Costeley – La terre les eaux




La terre les eaux va buvant


Guillaume Costeley


Musique de Guillaume Costeley, 1570


(text on site here)
(blog entry here)
(listen to the score here)
(recorded extract here – performed by Ludus Modalis, from Mignonne allons voir si la Rose)


The very next piece of Ronsard which Costeley takes on, he tackles completely differently and creates a wonderful song! (Can it be that his ‘Je veux aymer’ is a deliberately-plodding old-style homophonic French piece, designed to contrast sharply with this modern, imitative, polyphonic, Italian-sounding piece … ?!) There is homophony here: but it is used for effect, for instance where all the voices bang away on crotchets (often the same notes), all “suivant ceste reigle commune” (following this common rule). As the song develops there are beautiful arching melodies, some increasingly off-beat entries and accents, and the overlapping polyphony begins to give way to a more syllabic, yet never quite homophonic, style. But imitation is what leaps out at you: between voices, in repeated almost fugal entries; more subtly, as one voice picks up a couple of notes from another, or as runs of notes move from voice to voice; and even subtly varied repetition on a large scale, e.g. bars 20ff vs the opening. There are illustrative running figures for ‘drinking’. And the lurch into a slow canter we saw in ‘Je veux’ here becomes a gradual acceleration of the pace of the song from the longer slower notes of the beginning to the crotchets & quavers of the second half, before slowing gently into the finish.

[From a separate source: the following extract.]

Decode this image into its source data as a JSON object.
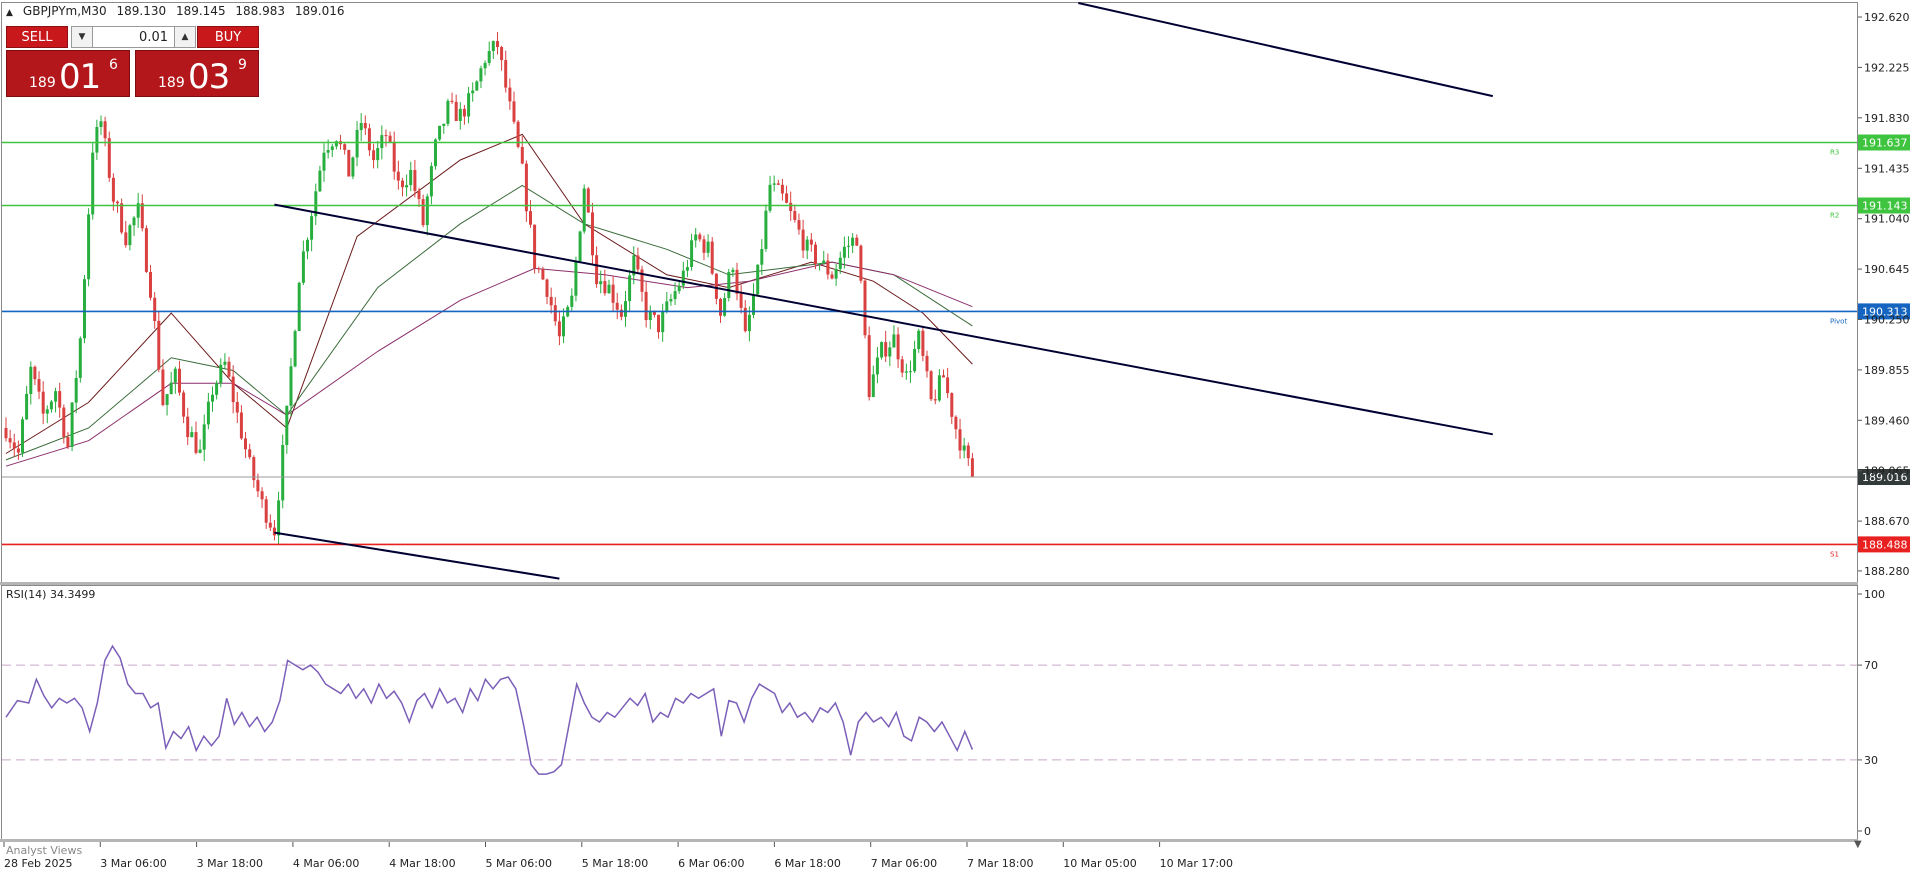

Anyway, if the last song damaged your faith in Costeley, this one will surely restore it!

The recorded extract is roughly the second half of the song – the end of the ‘polyphonic’ section and into the ‘suivant ceste reigle’ section.












About fattoxxon

Who am I? Lover of all sorts of music - classical, medieval, world (anything from Africa), world-classical (Uzbek & Iraqi magam for instance), and virtually anything that won't be on the music charts... Lover of Ronsard's poetry (obviously) and of sonnets in general. Reader of English, French, Latin & other literature. And who is Fattoxxon? An allusion to an Uzbek singer - pronounce it Patahan, with a very plosive 'P' and a throaty 'h', as in 'khan')

Leave a Reply

Fill in your details below or click an icon to log in: Logo

You are commenting using your account. Log Out /  Change )

Google+ photo

You are commenting using your Google+ account. Log Out /  Change )

Twitter picture

You are commenting using your Twitter account. Log Out /  Change )

Facebook photo

You are commenting using your Facebook account. Log Out /  Change )


Connecting to %s